──────── DATA EXTRACT
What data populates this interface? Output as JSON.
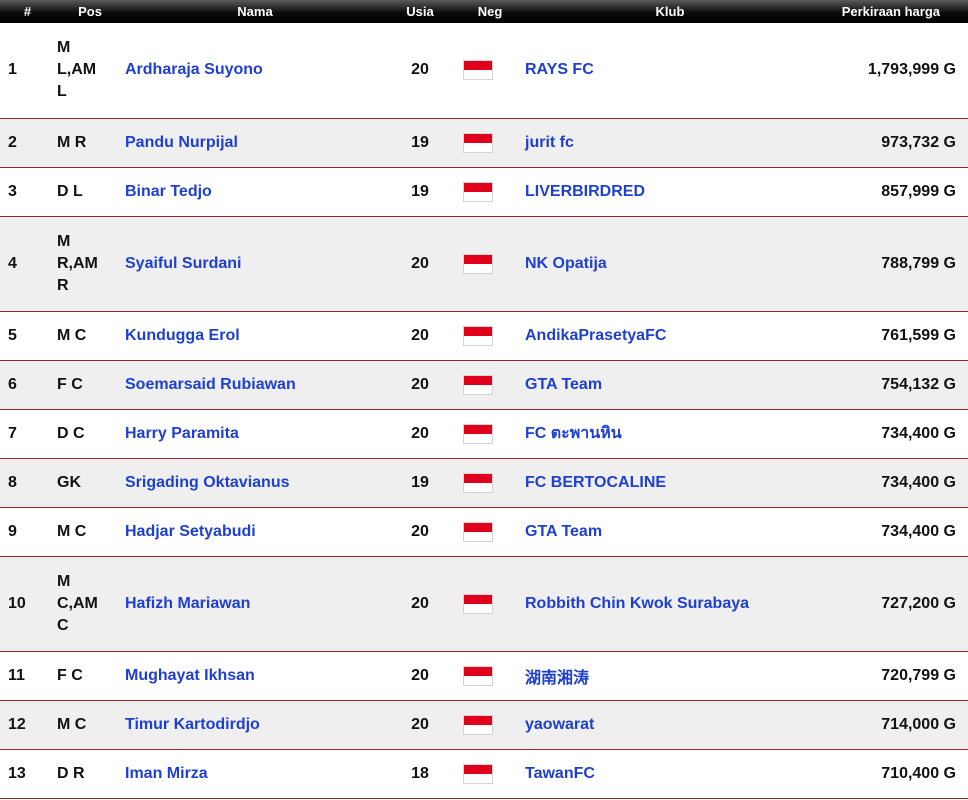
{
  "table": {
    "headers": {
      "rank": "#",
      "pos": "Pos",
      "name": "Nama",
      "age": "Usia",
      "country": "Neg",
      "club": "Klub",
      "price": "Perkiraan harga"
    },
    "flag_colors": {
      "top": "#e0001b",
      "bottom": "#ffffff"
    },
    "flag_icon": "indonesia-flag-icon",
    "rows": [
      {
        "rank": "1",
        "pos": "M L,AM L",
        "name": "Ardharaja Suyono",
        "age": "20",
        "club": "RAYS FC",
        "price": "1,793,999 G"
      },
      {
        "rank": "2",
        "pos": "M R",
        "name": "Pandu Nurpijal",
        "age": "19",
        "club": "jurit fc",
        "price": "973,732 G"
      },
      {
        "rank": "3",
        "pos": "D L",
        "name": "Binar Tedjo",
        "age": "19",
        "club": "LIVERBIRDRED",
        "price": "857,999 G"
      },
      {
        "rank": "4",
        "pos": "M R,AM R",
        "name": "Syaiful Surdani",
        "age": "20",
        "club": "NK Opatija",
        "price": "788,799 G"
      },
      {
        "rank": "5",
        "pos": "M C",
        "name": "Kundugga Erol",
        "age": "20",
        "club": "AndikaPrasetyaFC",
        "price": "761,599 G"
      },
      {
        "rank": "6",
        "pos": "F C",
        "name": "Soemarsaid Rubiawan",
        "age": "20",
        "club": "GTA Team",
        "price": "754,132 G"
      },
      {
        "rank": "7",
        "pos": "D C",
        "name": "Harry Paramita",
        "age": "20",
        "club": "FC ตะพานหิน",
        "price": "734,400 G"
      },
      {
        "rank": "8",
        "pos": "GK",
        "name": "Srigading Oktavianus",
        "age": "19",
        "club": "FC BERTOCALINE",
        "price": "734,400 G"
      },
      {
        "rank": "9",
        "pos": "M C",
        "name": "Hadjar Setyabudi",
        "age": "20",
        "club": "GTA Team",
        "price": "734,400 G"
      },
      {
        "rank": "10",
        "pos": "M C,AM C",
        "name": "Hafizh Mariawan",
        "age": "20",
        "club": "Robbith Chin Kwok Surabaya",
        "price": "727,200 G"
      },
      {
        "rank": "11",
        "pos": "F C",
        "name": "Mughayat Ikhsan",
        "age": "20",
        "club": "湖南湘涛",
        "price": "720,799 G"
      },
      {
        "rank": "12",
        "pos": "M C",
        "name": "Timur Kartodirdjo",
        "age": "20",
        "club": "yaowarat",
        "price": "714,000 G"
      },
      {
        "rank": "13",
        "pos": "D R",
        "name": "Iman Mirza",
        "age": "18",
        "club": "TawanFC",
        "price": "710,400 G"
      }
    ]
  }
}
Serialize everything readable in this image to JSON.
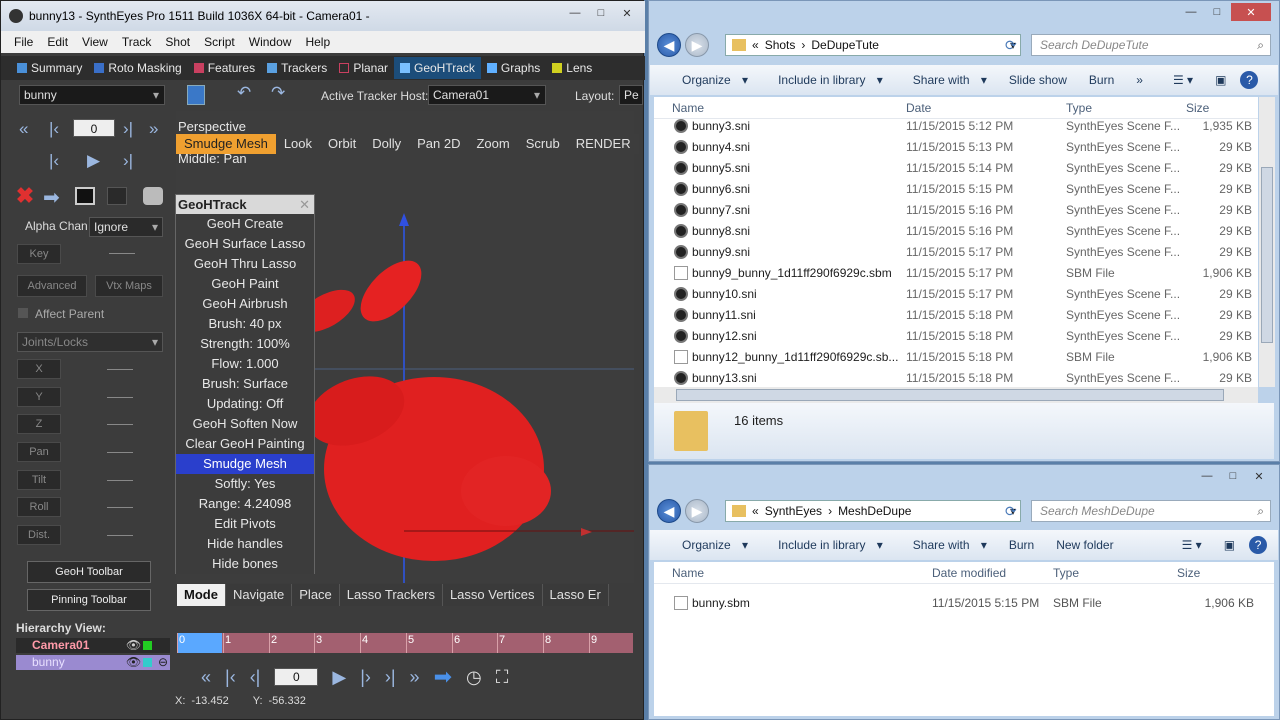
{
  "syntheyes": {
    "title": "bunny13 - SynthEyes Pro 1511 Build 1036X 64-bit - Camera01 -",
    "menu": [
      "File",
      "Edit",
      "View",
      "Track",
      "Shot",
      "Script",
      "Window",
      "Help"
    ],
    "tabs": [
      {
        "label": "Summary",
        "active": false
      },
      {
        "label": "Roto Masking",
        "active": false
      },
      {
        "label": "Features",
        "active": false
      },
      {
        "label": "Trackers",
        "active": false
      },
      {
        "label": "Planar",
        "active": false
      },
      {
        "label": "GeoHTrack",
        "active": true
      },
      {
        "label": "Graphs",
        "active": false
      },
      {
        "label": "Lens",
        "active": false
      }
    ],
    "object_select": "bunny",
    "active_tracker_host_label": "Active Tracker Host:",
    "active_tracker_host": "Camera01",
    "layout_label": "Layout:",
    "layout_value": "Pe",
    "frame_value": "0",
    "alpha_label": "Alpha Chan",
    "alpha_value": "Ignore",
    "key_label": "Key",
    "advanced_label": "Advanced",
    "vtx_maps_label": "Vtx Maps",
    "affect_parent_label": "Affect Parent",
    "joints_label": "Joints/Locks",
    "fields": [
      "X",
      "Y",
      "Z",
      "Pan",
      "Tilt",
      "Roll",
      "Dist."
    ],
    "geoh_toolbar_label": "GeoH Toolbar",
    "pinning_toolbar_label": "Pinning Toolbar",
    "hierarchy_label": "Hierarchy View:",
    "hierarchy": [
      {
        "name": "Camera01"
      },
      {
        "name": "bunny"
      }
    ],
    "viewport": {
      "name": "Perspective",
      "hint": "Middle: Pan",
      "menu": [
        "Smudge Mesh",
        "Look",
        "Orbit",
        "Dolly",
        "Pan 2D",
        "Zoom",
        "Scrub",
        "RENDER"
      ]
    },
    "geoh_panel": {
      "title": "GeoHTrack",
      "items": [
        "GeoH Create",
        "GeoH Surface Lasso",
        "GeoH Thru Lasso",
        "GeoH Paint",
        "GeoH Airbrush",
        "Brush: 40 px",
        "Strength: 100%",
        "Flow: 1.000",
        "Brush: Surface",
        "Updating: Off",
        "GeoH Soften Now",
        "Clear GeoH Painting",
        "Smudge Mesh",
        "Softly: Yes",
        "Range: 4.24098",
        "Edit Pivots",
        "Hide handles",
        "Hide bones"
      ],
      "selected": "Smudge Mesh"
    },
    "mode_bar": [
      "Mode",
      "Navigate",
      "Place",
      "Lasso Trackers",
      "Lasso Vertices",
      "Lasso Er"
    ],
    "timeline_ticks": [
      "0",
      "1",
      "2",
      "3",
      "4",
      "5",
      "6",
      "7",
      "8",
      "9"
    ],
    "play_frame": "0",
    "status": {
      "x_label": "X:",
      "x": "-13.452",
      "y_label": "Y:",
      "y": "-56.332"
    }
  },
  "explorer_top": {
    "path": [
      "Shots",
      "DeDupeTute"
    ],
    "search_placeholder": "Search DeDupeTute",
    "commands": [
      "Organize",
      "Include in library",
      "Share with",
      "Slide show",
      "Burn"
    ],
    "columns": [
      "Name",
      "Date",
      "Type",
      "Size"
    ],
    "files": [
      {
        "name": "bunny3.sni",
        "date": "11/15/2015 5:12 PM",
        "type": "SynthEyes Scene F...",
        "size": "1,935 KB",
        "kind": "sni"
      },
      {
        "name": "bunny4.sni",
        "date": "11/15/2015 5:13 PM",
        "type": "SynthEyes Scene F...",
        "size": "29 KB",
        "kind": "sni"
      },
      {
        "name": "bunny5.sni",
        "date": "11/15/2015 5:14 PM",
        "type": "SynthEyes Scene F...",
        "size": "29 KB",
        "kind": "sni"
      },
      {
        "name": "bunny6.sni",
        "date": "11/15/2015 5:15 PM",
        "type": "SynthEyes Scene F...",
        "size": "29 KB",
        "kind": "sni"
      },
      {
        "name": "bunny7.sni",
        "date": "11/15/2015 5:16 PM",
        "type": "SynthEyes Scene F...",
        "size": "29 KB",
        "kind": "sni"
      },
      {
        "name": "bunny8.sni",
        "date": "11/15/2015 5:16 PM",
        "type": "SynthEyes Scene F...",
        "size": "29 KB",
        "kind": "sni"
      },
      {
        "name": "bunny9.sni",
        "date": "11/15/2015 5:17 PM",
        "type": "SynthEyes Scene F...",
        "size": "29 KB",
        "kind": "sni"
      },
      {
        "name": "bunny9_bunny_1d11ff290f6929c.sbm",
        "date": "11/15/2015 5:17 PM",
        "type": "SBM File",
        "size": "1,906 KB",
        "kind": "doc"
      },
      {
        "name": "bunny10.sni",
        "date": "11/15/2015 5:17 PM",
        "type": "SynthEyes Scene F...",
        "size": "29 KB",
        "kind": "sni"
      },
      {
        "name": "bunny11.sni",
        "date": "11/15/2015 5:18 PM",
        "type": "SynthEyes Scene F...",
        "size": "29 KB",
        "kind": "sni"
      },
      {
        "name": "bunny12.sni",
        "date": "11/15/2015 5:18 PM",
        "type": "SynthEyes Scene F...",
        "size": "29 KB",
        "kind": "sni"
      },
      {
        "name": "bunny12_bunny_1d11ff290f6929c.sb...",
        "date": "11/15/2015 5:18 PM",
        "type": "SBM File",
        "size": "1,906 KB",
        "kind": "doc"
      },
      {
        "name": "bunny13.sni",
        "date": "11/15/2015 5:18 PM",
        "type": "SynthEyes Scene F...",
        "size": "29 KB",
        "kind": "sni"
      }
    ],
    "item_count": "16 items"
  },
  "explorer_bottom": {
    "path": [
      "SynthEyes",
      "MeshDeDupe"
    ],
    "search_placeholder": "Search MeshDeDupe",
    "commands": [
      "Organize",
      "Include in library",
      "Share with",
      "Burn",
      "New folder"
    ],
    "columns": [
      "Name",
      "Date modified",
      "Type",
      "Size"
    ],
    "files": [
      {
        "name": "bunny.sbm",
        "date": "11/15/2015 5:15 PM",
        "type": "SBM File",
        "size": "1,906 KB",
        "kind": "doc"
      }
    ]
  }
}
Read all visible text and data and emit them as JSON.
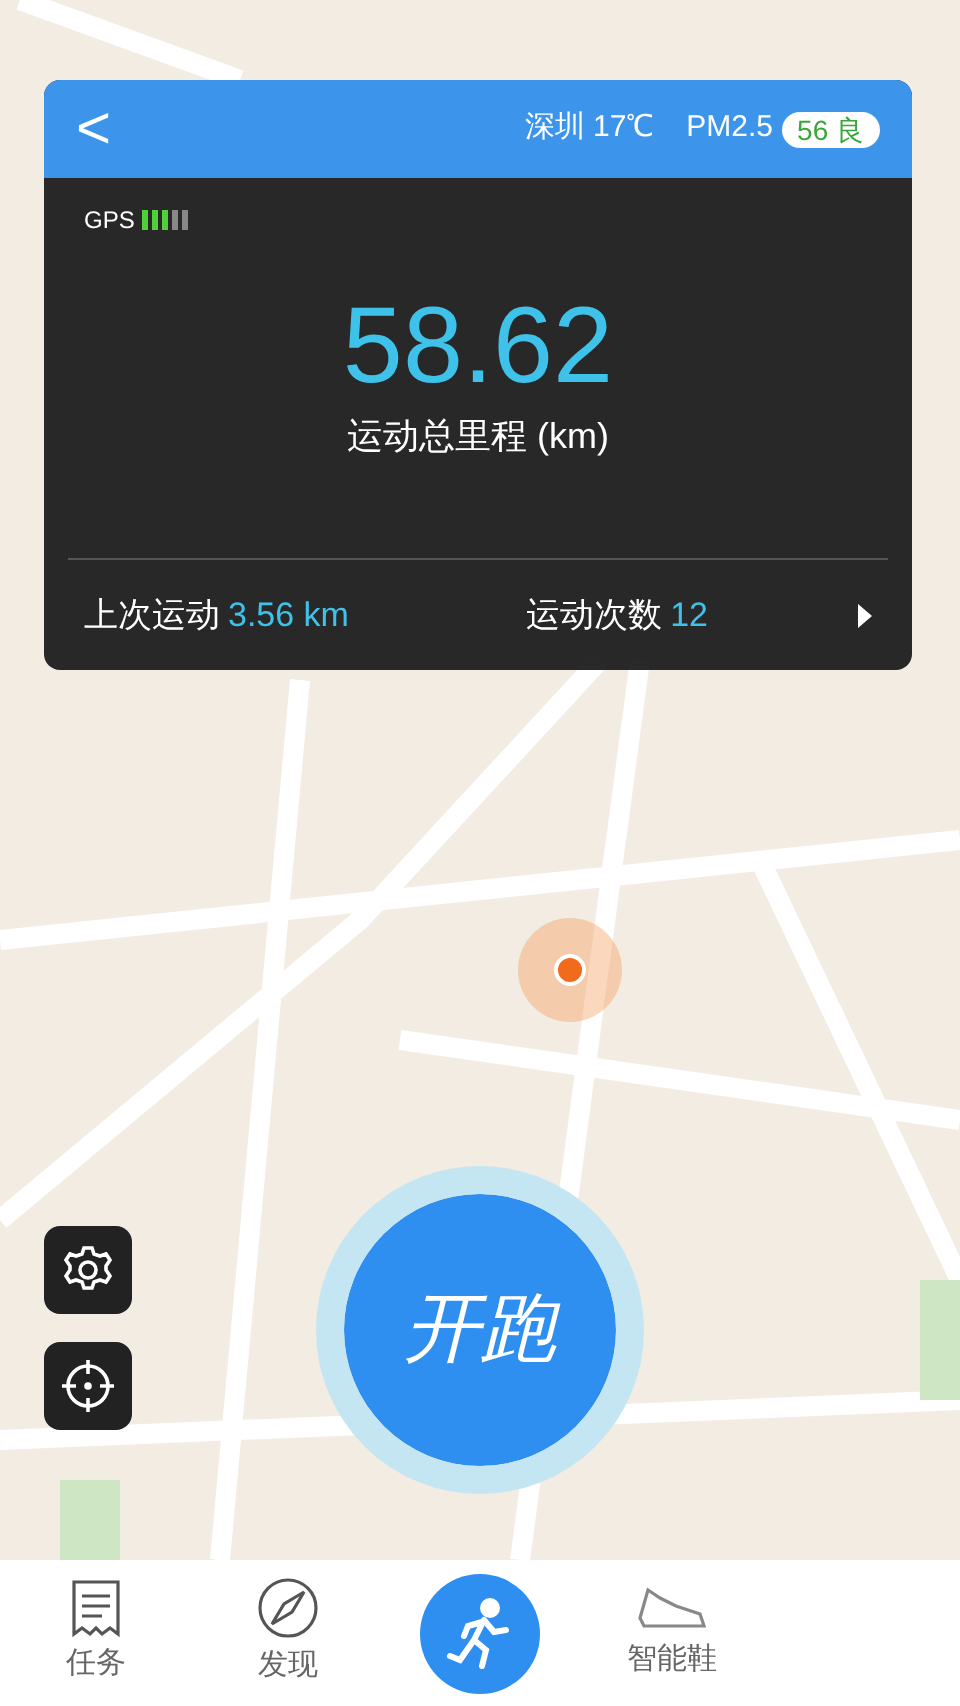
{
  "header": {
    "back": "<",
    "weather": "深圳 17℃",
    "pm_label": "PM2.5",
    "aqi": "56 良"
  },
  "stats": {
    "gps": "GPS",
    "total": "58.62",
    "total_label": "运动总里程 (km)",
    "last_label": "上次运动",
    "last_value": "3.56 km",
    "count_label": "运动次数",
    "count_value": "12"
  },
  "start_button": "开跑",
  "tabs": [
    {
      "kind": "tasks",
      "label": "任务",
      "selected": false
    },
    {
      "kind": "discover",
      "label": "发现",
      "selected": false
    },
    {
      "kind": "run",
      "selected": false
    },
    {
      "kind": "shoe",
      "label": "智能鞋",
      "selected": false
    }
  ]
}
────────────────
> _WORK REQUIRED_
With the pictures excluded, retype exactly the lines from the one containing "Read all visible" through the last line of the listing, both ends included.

> _OUTPUT FOR THIS TASK_
Read all visible text and data and emit them as JSON.
{
  "header": {
    "back": "<",
    "weather": "深圳 17℃",
    "pm_label": "PM2.5",
    "aqi": "56 良"
  },
  "stats": {
    "gps": "GPS",
    "total": "58.62",
    "total_label": "运动总里程 (km)",
    "last_label": "上次运动",
    "last_value": "3.56 km",
    "count_label": "运动次数",
    "count_value": "12"
  },
  "start_button": "开跑",
  "tabs": [
    {
      "kind": "tasks",
      "label": "任务",
      "selected": false
    },
    {
      "kind": "discover",
      "label": "发现",
      "selected": false
    },
    {
      "kind": "run",
      "selected": false
    },
    {
      "kind": "shoe",
      "label": "智能鞋",
      "selected": false
    }
  ]
}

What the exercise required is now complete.